“Tumaco residents hoped that the accord would finally bring peace to their communities and neighborhoods, but their hopes were soon frustrated,” said José Miguel Vivanco, Americas director at Human Rights Watch. “FARC dissidents are killing and disappearing those who dare defy them, raping women and girls, recruiting children, and forcing thousands of people to flee.”
Hey, you remember how Mexico was going to pay for the border wall? Well, about that:
Even by Trump’s standards this is lame. Even if the USMCA is somehow going to “save” the US money, that’s completely unquantifiable. I at least thought Trump would slap a new wall tariff on Mexican imports or something and then pretend that Mexico was paying it rather than US consumers. This is even dumber than that.

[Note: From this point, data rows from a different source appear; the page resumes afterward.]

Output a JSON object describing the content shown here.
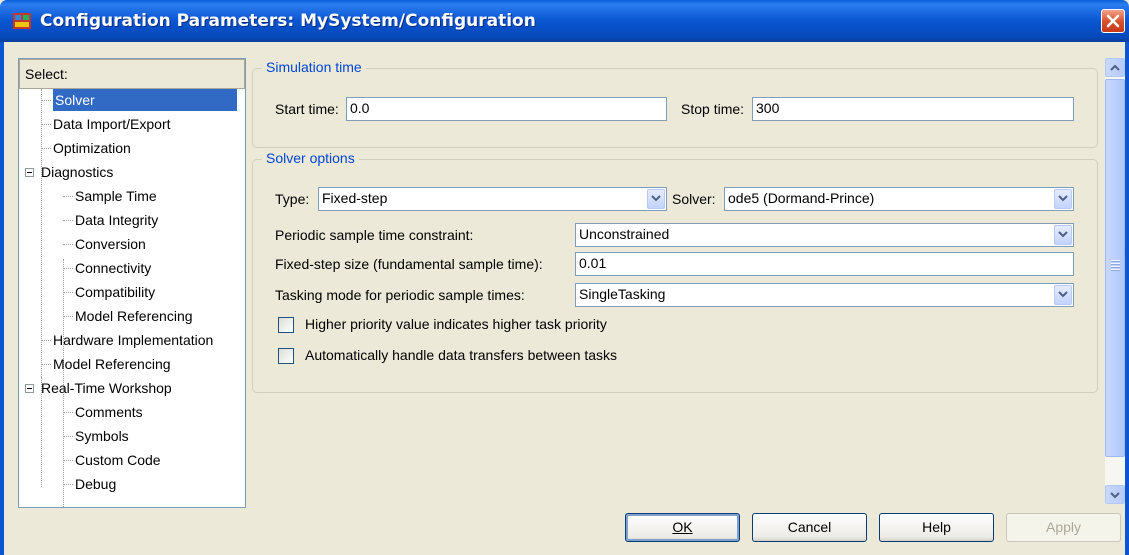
{
  "window": {
    "title": "Configuration Parameters: MySystem/Configuration",
    "colors": {
      "titlebar": "#0a55d2",
      "accent": "#316ac5",
      "group_title": "#0046d5"
    }
  },
  "tree": {
    "header": "Select:",
    "items": [
      {
        "label": "Solver",
        "selected": true
      },
      {
        "label": "Data Import/Export"
      },
      {
        "label": "Optimization"
      },
      {
        "label": "Diagnostics",
        "expanded": true
      },
      {
        "label": "Sample Time"
      },
      {
        "label": "Data Integrity"
      },
      {
        "label": "Conversion"
      },
      {
        "label": "Connectivity"
      },
      {
        "label": "Compatibility"
      },
      {
        "label": "Model Referencing"
      },
      {
        "label": "Hardware Implementation"
      },
      {
        "label": "Model Referencing"
      },
      {
        "label": "Real-Time Workshop",
        "expanded": true
      },
      {
        "label": "Comments"
      },
      {
        "label": "Symbols"
      },
      {
        "label": "Custom Code"
      },
      {
        "label": "Debug"
      }
    ]
  },
  "simulation_time": {
    "title": "Simulation time",
    "start_label": "Start time:",
    "start_value": "0.0",
    "stop_label": "Stop time:",
    "stop_value": "300"
  },
  "solver_options": {
    "title": "Solver options",
    "type_label": "Type:",
    "type_value": "Fixed-step",
    "solver_label": "Solver:",
    "solver_value": "ode5 (Dormand-Prince)",
    "periodic_label": "Periodic sample time constraint:",
    "periodic_value": "Unconstrained",
    "step_label": "Fixed-step size (fundamental sample time):",
    "step_value": "0.01",
    "tasking_label": "Tasking mode for periodic sample times:",
    "tasking_value": "SingleTasking",
    "check1_label": "Higher priority value indicates higher task priority",
    "check1_checked": false,
    "check2_label": "Automatically handle data transfers between tasks",
    "check2_checked": false
  },
  "buttons": {
    "ok_label": "OK",
    "cancel_label": "Cancel",
    "help_label": "Help",
    "apply_label": "Apply"
  },
  "icons": [
    "app-icon",
    "close-icon",
    "scroll-up-icon",
    "scroll-down-icon",
    "tree-collapse-icon",
    "combo-arrow-icon"
  ]
}
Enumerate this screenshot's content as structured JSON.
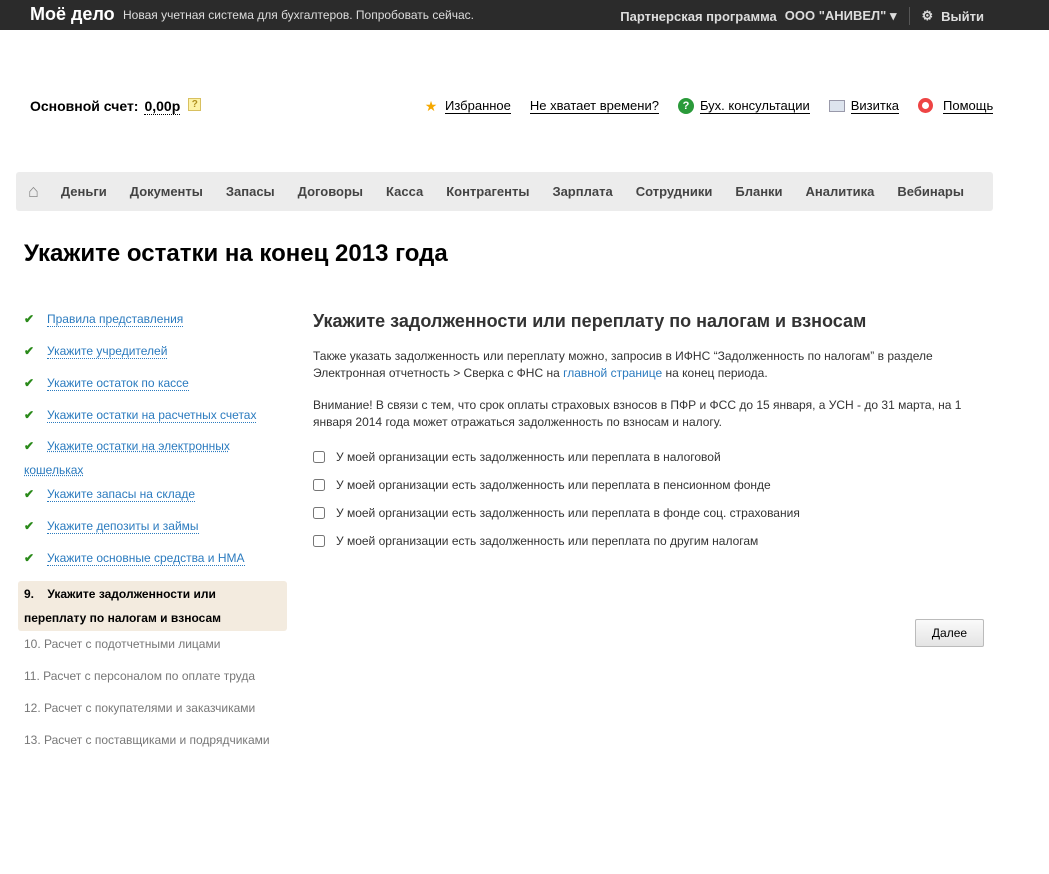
{
  "topbar": {
    "logo": "Моё дело",
    "promo": "Новая учетная система для бухгалтеров. Попробовать сейчас.",
    "partner": "Партнерская программа",
    "org": "ООО \"АНИВЕЛ\"",
    "logout": "Выйти"
  },
  "account": {
    "label": "Основной счет:",
    "value": "0,00р",
    "help": "?"
  },
  "links": [
    "Избранное",
    "Не хватает времени?",
    "Бух. консультации",
    "Визитка",
    "Помощь"
  ],
  "nav": [
    "Деньги",
    "Документы",
    "Запасы",
    "Договоры",
    "Касса",
    "Контрагенты",
    "Зарплата",
    "Сотрудники",
    "Бланки",
    "Аналитика",
    "Вебинары"
  ],
  "title": "Укажите остатки на конец 2013 года",
  "steps_done": [
    "Правила представления",
    "Укажите учредителей",
    "Укажите остаток по кассе",
    "Укажите остатки на расчетных счетах",
    "Укажите остатки на электронных кошельках",
    "Укажите запасы на складе",
    "Укажите депозиты и займы",
    "Укажите основные средства и НМА"
  ],
  "step_active": {
    "num": "9.",
    "label": "Укажите задолженности или переплату по налогам и взносам"
  },
  "steps_pending": [
    "10.  Расчет с подотчетными лицами",
    "11.  Расчет с персоналом по оплате труда",
    "12.  Расчет с покупателями и заказчиками",
    "13.  Расчет с поставщиками и подрядчиками"
  ],
  "main": {
    "heading": "Укажите задолженности или переплату по налогам и взносам",
    "p1a": "Также указать задолженность или переплату можно, запросив в ИФНС “Задолженность по налогам” в разделе Электронная отчетность > Сверка с ФНС на ",
    "p1link": "главной странице",
    "p1b": " на конец периода.",
    "p2": "Внимание! В связи с тем, что срок оплаты страховых взносов в ПФР и ФСС до 15 января, а УСН - до 31 марта, на 1 января 2014 года может отражаться задолженность по взносам и налогу.",
    "checkboxes": [
      "У моей организации есть задолженность или переплата в налоговой",
      "У моей организации есть задолженность или переплата в пенсионном фонде",
      "У моей организации есть задолженность или переплата в фонде соц. страхования",
      "У моей организации есть задолженность или переплата по другим налогам"
    ],
    "next": "Далее"
  }
}
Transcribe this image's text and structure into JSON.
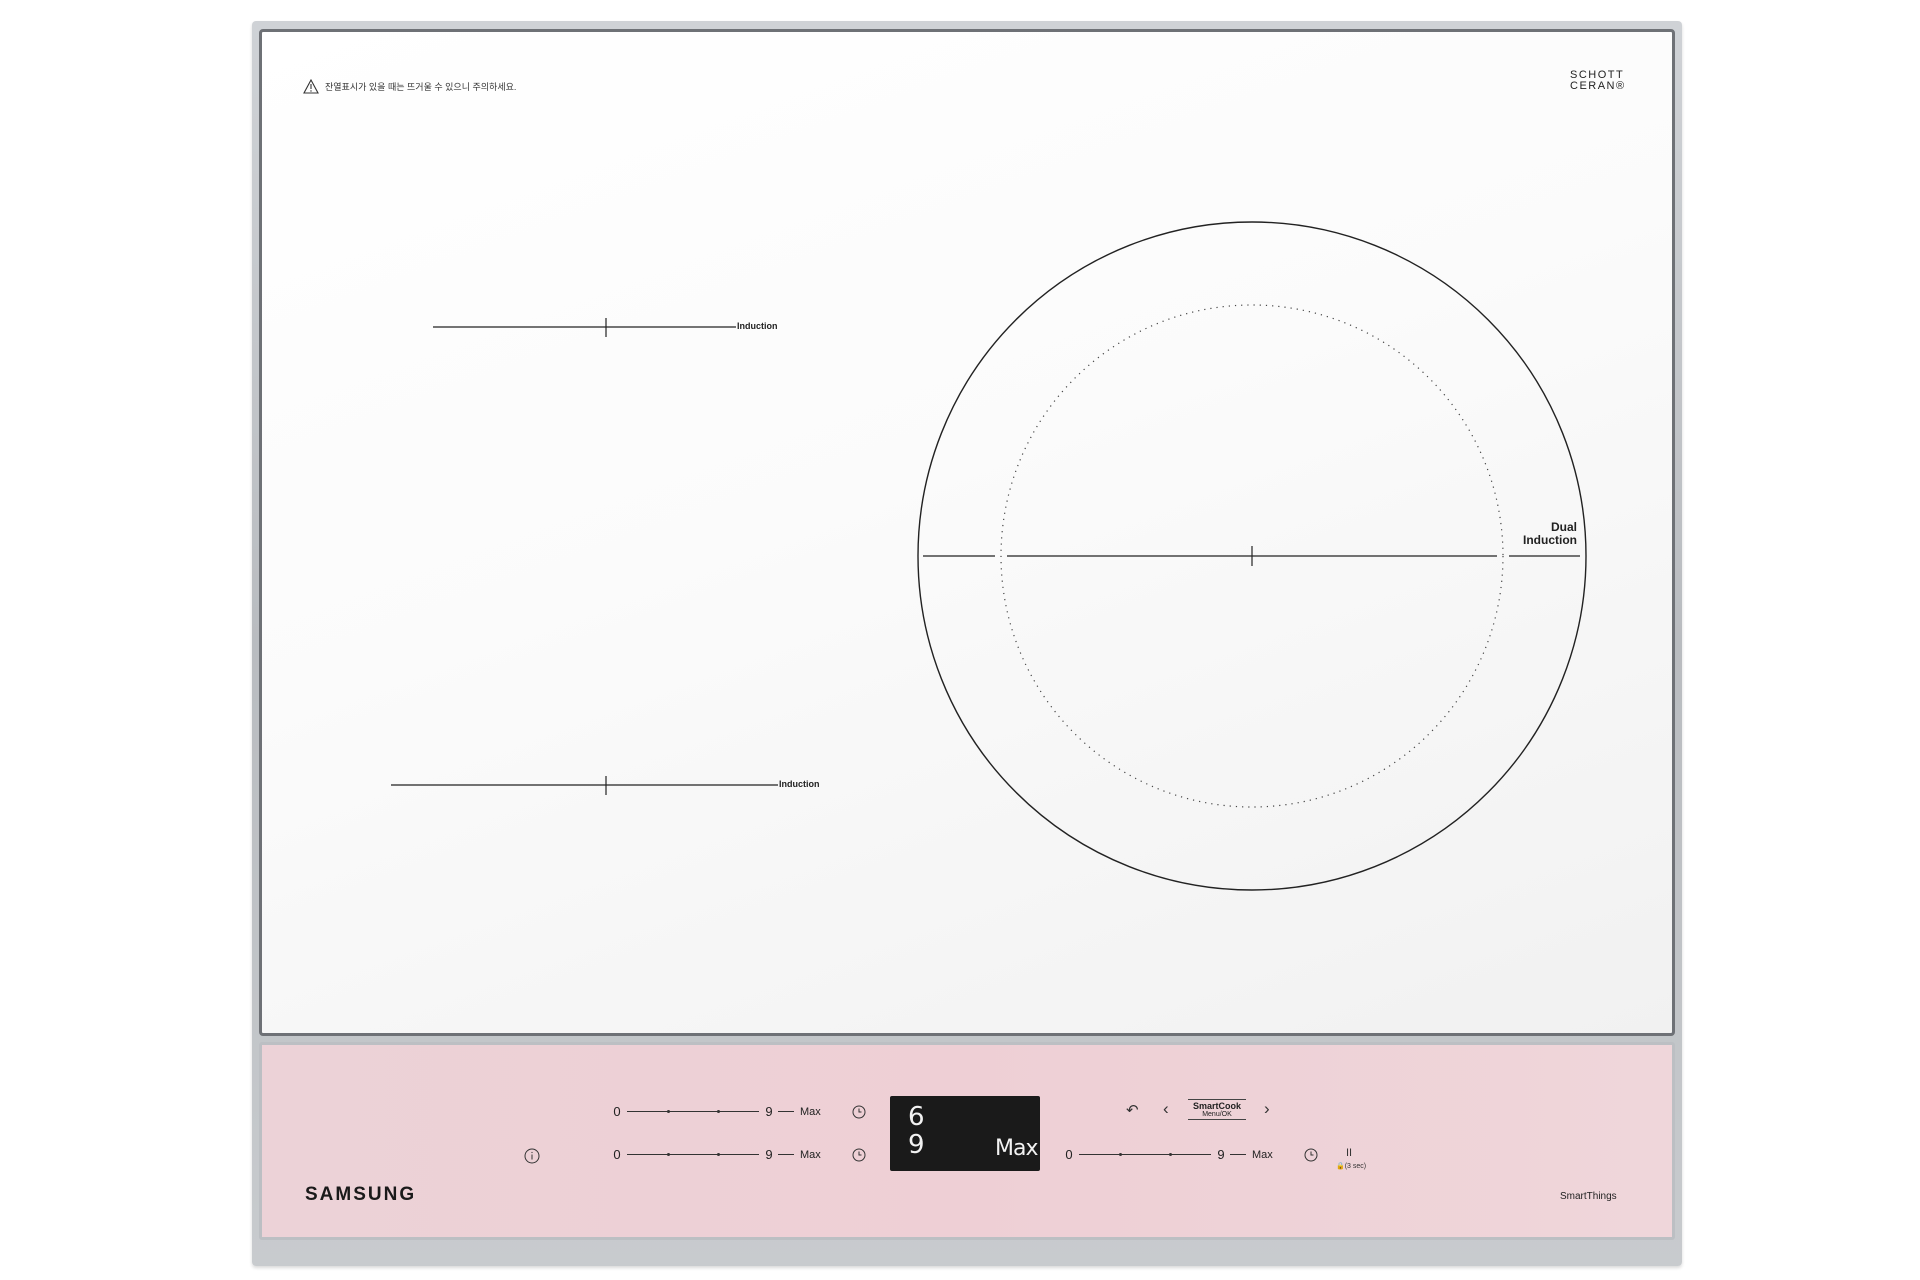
{
  "cooktop": {
    "warning_text": "잔열표시가 있을 때는 뜨거울 수 있으니 주의하세요.",
    "brand_glass_line1": "SCHOTT",
    "brand_glass_line2": "CERAN®",
    "zone_left_top_label": "Induction",
    "zone_left_bottom_label": "Induction",
    "zone_right_label_line1": "Dual",
    "zone_right_label_line2": "Induction"
  },
  "controls": {
    "slider_min_label": "0",
    "slider_mid_label": "9",
    "slider_max_label": "Max",
    "display_line1": "6",
    "display_line2": "9",
    "display_level": "Max",
    "smartcook_label": "SmartCook",
    "menu_ok_label": "Menu/OK",
    "back_glyph": "↶",
    "prev_glyph": "‹",
    "next_glyph": "›",
    "pause_glyph": "II",
    "lock_hint": "🔒(3 sec)",
    "brand": "SAMSUNG",
    "smartthings_label": "SmartThings"
  },
  "icons": [
    "warning-icon",
    "timer-icon",
    "info-icon",
    "back-icon",
    "chevron-left-icon",
    "chevron-right-icon",
    "pause-icon",
    "lock-icon"
  ],
  "colors": {
    "panel_pink": "#eed1d6",
    "frame_silver": "#c2c5c9",
    "display_bg": "#1a1a1a"
  }
}
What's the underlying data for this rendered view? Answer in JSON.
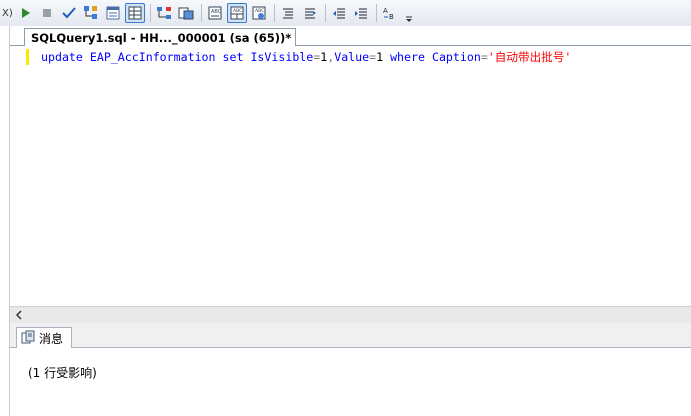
{
  "toolbar": {
    "partial_label": "X)",
    "buttons": [
      {
        "name": "execute-icon"
      },
      {
        "name": "stop-icon"
      },
      {
        "name": "parse-check-icon"
      },
      {
        "name": "display-estimated-plan-icon"
      },
      {
        "name": "query-designer-icon"
      },
      {
        "name": "results-to-grid-icon",
        "active": true
      },
      {
        "name": "include-actual-plan-icon"
      },
      {
        "name": "client-statistics-icon"
      },
      {
        "name": "results-to-text-icon"
      },
      {
        "name": "results-to-grid-2-icon",
        "active": true
      },
      {
        "name": "results-to-file-icon"
      },
      {
        "name": "comment-lines-icon"
      },
      {
        "name": "uncomment-lines-icon"
      },
      {
        "name": "decrease-indent-icon"
      },
      {
        "name": "increase-indent-icon"
      },
      {
        "name": "specify-template-values-icon"
      }
    ]
  },
  "editor": {
    "tab_title": "SQLQuery1.sql - HH..._000001 (sa (65))*",
    "code": {
      "t1": "update",
      "t2": "EAP_AccInformation",
      "t3": "set",
      "t4": "IsVisible",
      "t5": "=",
      "t6": "1",
      "t7": ",",
      "t8": "Value",
      "t9": "=",
      "t10": "1",
      "t11": "where",
      "t12": "Caption",
      "t13": "=",
      "t14": "'自动带出批号'"
    }
  },
  "results": {
    "tab_label": "消息",
    "message": "(1 行受影响)"
  },
  "colors": {
    "keyword": "#0000ff",
    "string": "#ff0000",
    "operator": "#808080",
    "line_marker": "#ffe600"
  }
}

Finally, Mercy Corps researchers Dafna Rand and Rebecca Wolfe argue that Congress should be focusing on foreign aid as a way to ameliorate the kinds of conditions that could lead to the rise of the next ISIS:
Though it has been a full year since the defeat of the Islamic State, the United States has yet to define how it will prevent the return of the militant organization and the emergence of other violent extremist groups. This task merits top consideration for the new U.S. Congress this January: Islamic State strongholds are reportedly regrouping in Syria and Iraq, and more localized extremist groups remain committed to violence in Somalia, Nigeria, and Afghanistan. Further, across the Sahel, extremists are still exploiting the upheaval caused by unprecedented displacement, climate change, and economic disadvantage in order to regroup and recruit.
Through our programs and research at Mercy Corps, we have seen how a long-term strategy to prevent violent extremism depends on addressing the socioeconomic, institutional, and political factors that determine whether these groups form and are able to recruit in certain communities.